Ely is a cathedral city in Cambridgeshire situated about 14 miles north of Cambridge. Ely itself is built on a 23 mile sq Kimmeridge clay island which at 85ft is the highest land in the fens. Major rivers including the Witham, Welland, Nene and Great Ouse feed into Ely making it the perfect place for boating enthusiasts. The economy is mainly agricultural now but before the fens were drained it was mostly the harvesting of osier (willow) and sedge (rush) and the extraction of peat were important activities, along with eel fishing from which the settlement’s name may have been derived. The production of fudge, we found, has also become very popular in the area, much to the delight of visitors.
The Cathedral Church of the Holy and Undivided Trinity of Ely (to give it its full name), dates back to 1083 (as it stands today). It was given its cathedral status in 1109 and is architecturally outstanding both for its scale and stylistic details. Having been built in a monumental Romanesque style, the Galilee porch, lady chapel and choir were rebuilt in an exuberant Decorated Gothic. Its most notable feature is the central octagonal tower, with a lantern above, which provides a unique internal space and, along with the West Tower, dominates the surrounding landscape.

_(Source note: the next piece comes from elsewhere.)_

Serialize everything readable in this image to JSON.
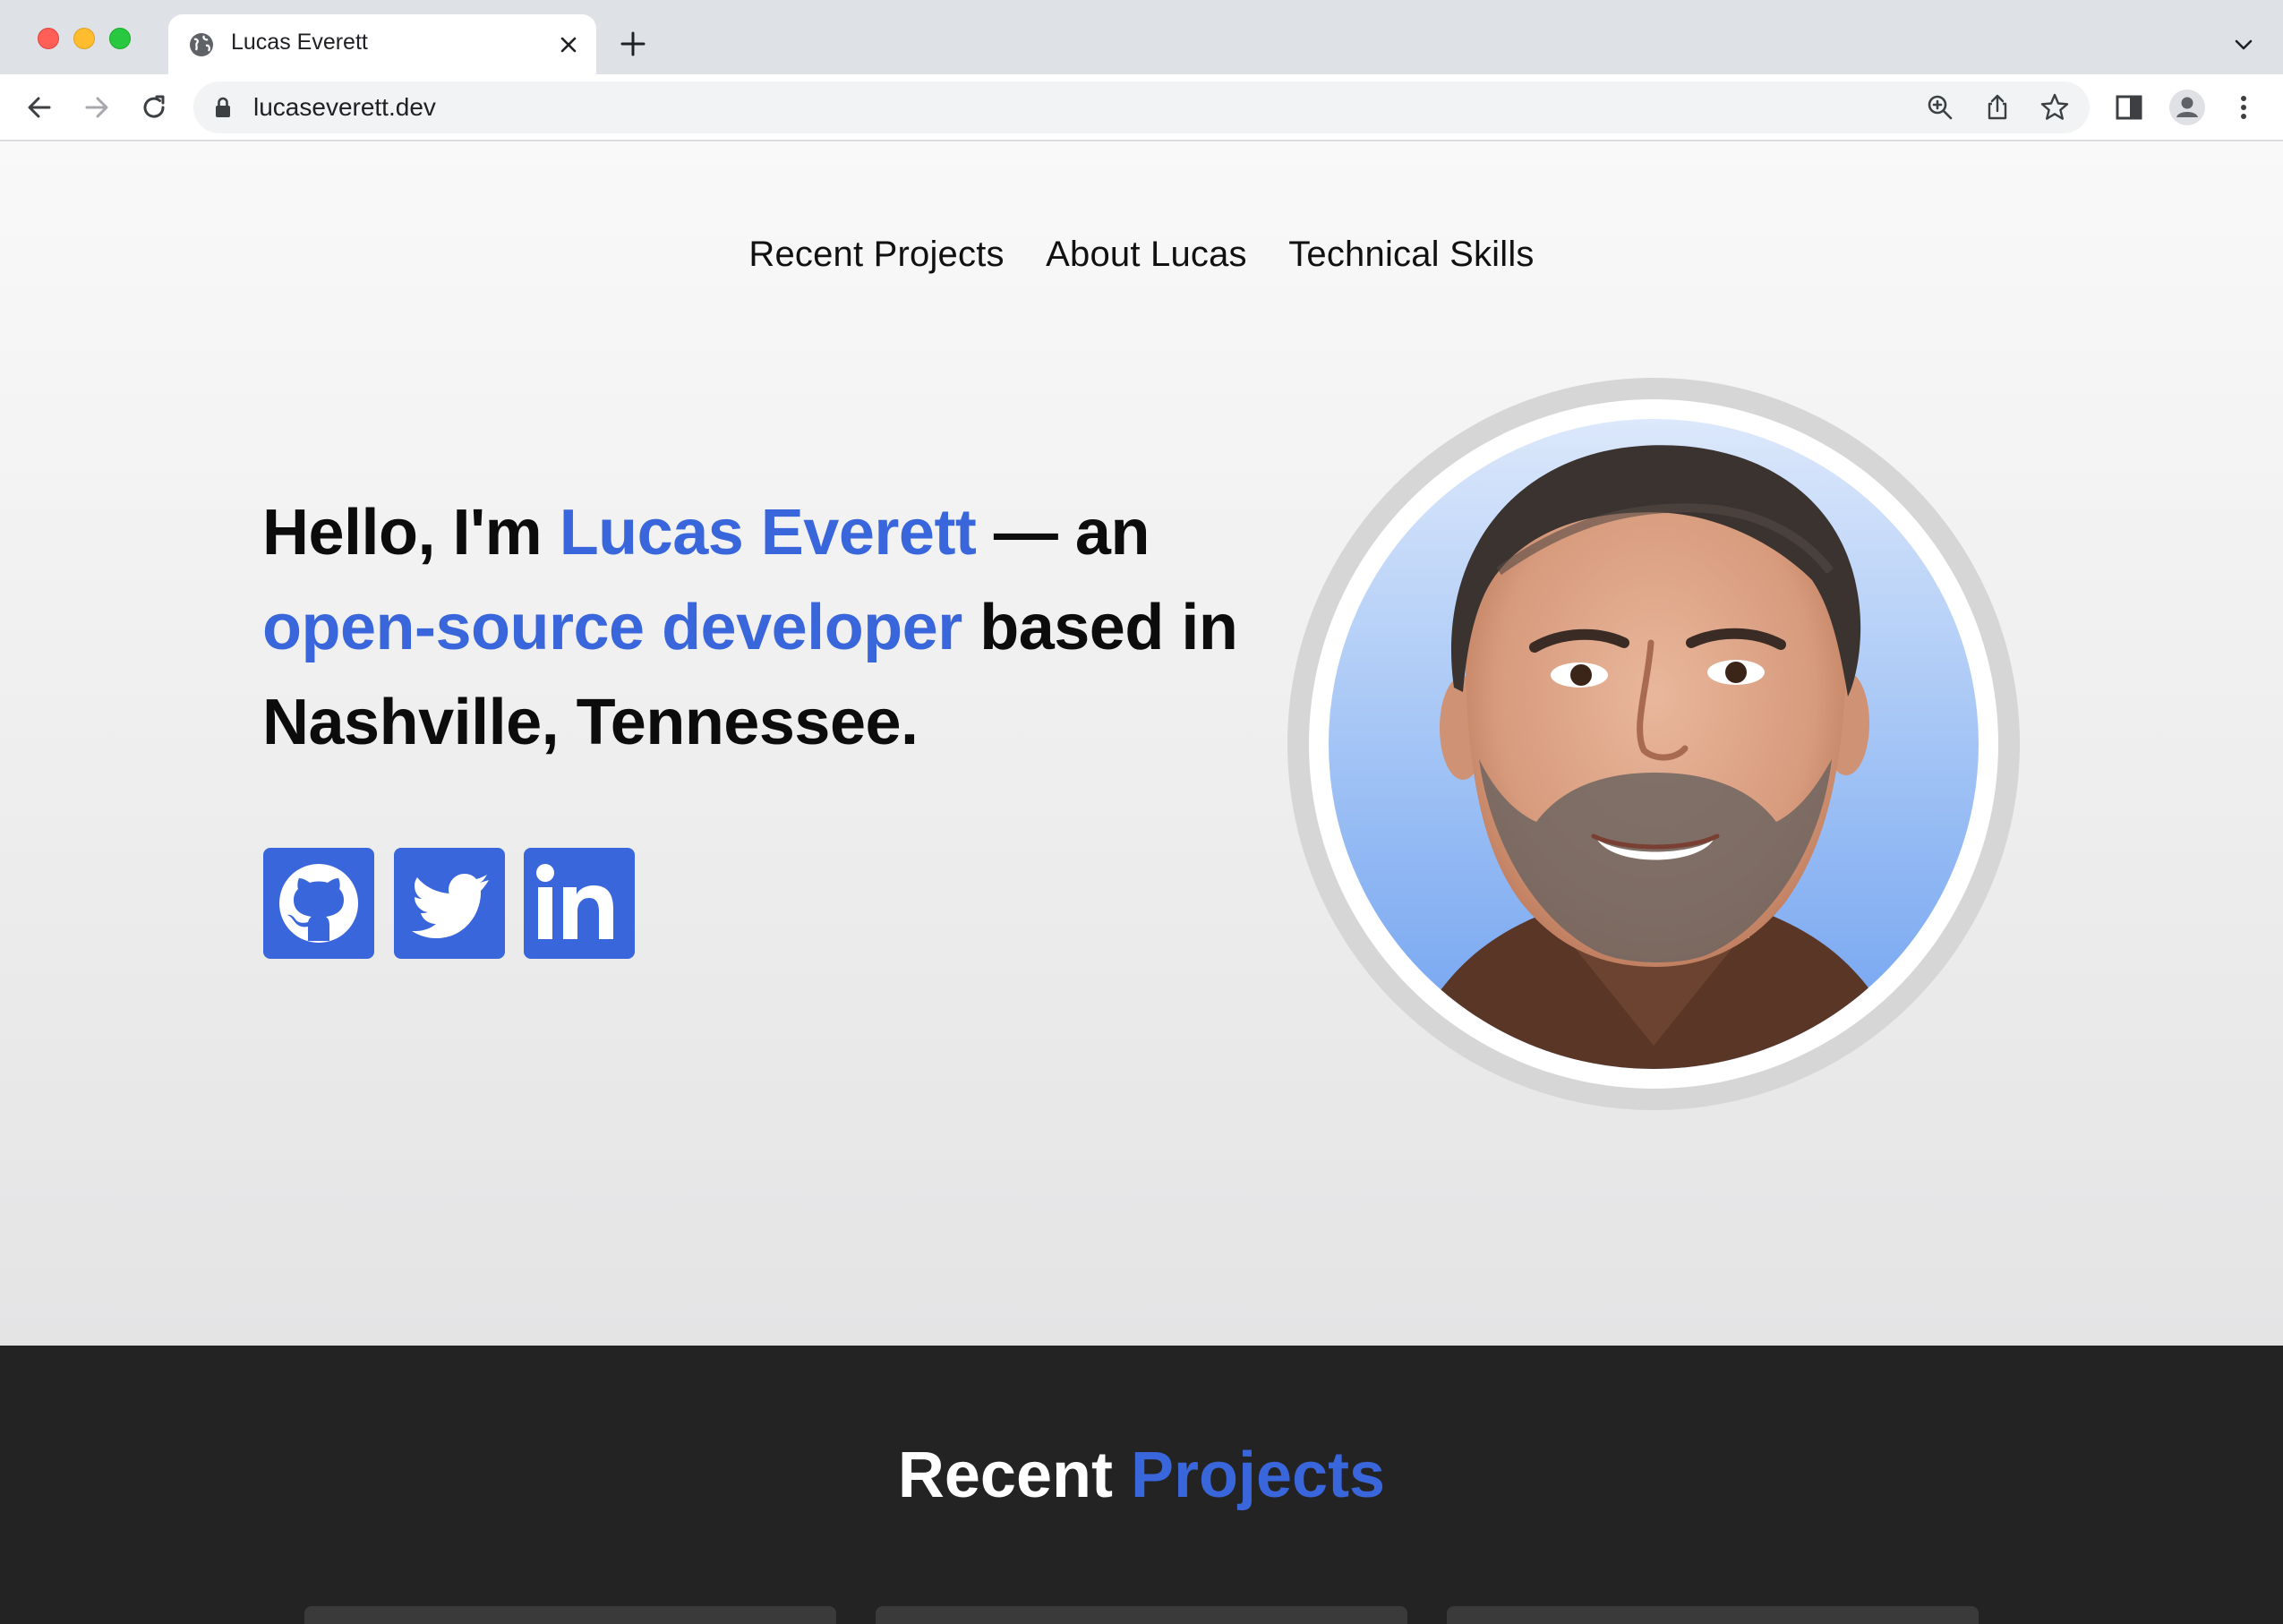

For a small city, Ely has a lot offer. There is the peaceful and picturesque Fenlands waterway which can be accessed via Ely waterside, the Cathedral which dominates the whole area and starting in spring the festival season begins to celebrate Eels mostly (throwing them, kissing them, jellying them and of course eating them). The town centre is small, tidy with some great little shops to uncover and is worth a look.

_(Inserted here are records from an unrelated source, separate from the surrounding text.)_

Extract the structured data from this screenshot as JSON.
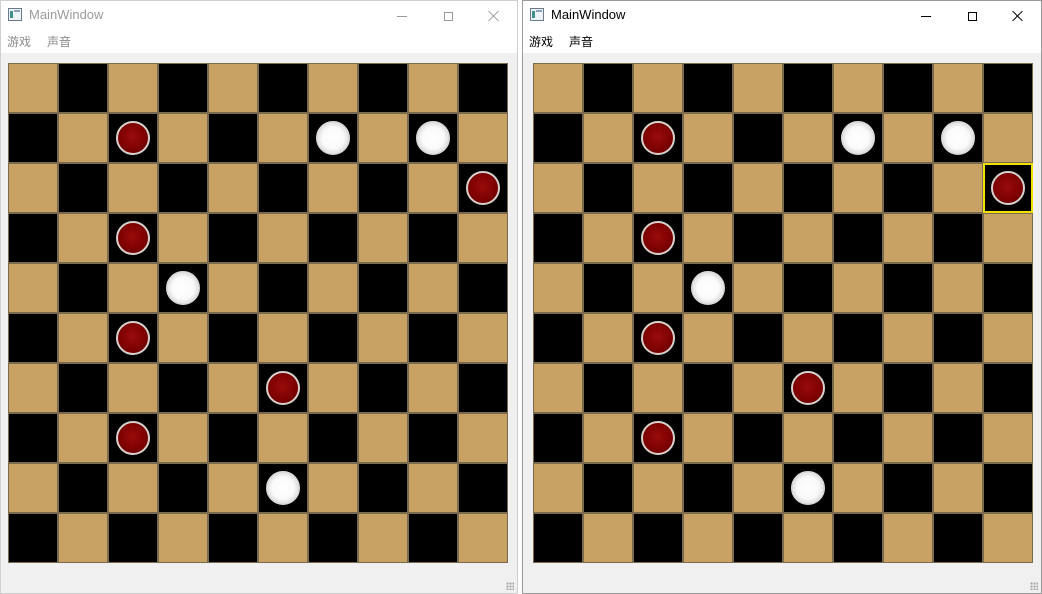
{
  "colors": {
    "light_square": "#c8a165",
    "dark_square": "#000000",
    "red_piece": "#7d0000",
    "white_piece": "#ffffff",
    "selection": "#f2e200"
  },
  "windows": [
    {
      "id": "left",
      "state": "inactive",
      "title": "MainWindow",
      "menu": [
        "游戏",
        "声音"
      ],
      "board": {
        "size": 10,
        "top_left_square": "light",
        "pieces": [
          {
            "row": 1,
            "col": 2,
            "color": "red"
          },
          {
            "row": 1,
            "col": 6,
            "color": "white"
          },
          {
            "row": 1,
            "col": 8,
            "color": "white"
          },
          {
            "row": 2,
            "col": 9,
            "color": "red"
          },
          {
            "row": 3,
            "col": 2,
            "color": "red"
          },
          {
            "row": 4,
            "col": 3,
            "color": "white"
          },
          {
            "row": 5,
            "col": 2,
            "color": "red"
          },
          {
            "row": 6,
            "col": 5,
            "color": "red"
          },
          {
            "row": 7,
            "col": 2,
            "color": "red"
          },
          {
            "row": 8,
            "col": 5,
            "color": "white"
          }
        ],
        "selected": null
      }
    },
    {
      "id": "right",
      "state": "active",
      "title": "MainWindow",
      "menu": [
        "游戏",
        "声音"
      ],
      "board": {
        "size": 10,
        "top_left_square": "light",
        "pieces": [
          {
            "row": 1,
            "col": 2,
            "color": "red"
          },
          {
            "row": 1,
            "col": 6,
            "color": "white"
          },
          {
            "row": 1,
            "col": 8,
            "color": "white"
          },
          {
            "row": 2,
            "col": 9,
            "color": "red"
          },
          {
            "row": 3,
            "col": 2,
            "color": "red"
          },
          {
            "row": 4,
            "col": 3,
            "color": "white"
          },
          {
            "row": 5,
            "col": 2,
            "color": "red"
          },
          {
            "row": 6,
            "col": 5,
            "color": "red"
          },
          {
            "row": 7,
            "col": 2,
            "color": "red"
          },
          {
            "row": 8,
            "col": 5,
            "color": "white"
          }
        ],
        "selected": {
          "row": 2,
          "col": 9
        }
      }
    }
  ]
}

We could not resist when we were invited to come along by a couple who were paying their first visit to the area on a beautifully sunny bank holiday weekend in May.